WHAT YOU HAVE TO DO:
In the entries below, identify every line with the string "text" and copy it.

RECORD SET:
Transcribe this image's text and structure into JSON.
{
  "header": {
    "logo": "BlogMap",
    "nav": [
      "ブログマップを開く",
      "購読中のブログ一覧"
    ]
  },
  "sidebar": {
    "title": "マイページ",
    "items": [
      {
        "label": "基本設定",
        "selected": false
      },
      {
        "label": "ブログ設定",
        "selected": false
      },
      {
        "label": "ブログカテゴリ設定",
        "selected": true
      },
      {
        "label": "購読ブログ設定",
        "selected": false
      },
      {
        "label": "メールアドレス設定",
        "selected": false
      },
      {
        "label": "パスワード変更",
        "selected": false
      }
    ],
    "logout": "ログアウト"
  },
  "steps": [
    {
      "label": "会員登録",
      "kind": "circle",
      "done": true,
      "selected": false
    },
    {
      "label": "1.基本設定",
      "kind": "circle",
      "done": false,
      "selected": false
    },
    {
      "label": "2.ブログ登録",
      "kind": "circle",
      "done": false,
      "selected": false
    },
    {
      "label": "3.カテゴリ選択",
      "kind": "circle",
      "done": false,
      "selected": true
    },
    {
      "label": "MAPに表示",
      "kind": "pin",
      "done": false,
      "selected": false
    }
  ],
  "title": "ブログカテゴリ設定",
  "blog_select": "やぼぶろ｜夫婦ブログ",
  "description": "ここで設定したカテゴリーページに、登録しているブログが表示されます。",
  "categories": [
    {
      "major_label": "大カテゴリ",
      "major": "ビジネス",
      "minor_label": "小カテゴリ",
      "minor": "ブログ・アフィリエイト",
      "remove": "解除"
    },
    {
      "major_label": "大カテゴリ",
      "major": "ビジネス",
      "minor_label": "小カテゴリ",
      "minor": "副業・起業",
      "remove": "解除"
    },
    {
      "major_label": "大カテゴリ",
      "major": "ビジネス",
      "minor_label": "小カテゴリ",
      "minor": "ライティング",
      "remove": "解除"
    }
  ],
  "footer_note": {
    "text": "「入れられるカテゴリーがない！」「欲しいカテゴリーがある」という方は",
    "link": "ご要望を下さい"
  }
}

RESPONSE BELOW:
Transcribe this image's text and structure into JSON.
    "text": "「入れられるカテゴリーがない！」「欲しいカテゴリーがある」という方は",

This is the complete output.